== EXCERPTED DATA
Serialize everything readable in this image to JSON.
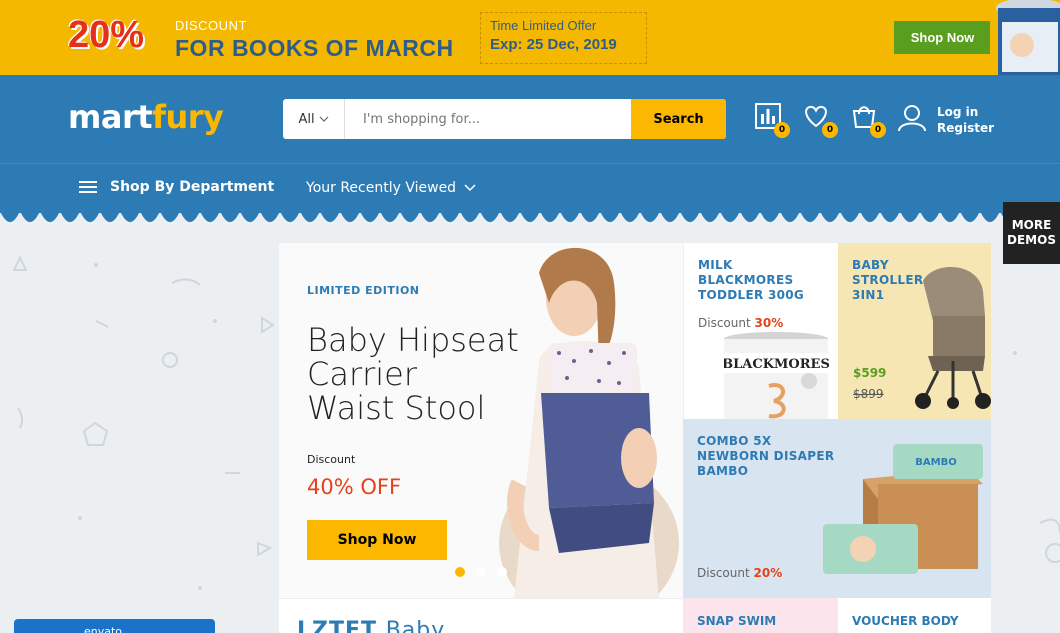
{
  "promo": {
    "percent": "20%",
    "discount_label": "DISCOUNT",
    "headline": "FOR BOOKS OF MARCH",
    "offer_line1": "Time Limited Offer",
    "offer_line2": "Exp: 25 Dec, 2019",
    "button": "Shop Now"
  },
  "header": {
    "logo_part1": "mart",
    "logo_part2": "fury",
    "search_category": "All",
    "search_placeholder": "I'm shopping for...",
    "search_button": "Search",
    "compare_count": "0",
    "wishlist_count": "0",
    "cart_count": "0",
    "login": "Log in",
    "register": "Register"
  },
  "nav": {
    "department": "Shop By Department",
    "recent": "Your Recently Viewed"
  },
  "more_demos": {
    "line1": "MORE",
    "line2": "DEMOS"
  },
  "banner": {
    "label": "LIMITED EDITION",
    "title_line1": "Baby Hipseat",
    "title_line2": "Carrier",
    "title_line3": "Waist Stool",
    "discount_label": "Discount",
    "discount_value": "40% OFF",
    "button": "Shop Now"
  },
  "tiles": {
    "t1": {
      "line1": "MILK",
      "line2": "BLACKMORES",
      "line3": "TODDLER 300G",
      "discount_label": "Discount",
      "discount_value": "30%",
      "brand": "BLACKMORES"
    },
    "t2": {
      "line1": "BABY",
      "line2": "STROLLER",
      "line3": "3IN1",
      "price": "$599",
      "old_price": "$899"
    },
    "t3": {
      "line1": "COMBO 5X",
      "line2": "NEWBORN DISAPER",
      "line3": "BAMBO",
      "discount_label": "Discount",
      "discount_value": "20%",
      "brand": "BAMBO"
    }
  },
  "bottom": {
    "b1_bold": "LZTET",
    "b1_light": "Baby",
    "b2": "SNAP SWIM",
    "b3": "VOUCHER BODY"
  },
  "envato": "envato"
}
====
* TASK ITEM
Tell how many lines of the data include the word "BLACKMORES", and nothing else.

* OUTPUT OF THE TASK
2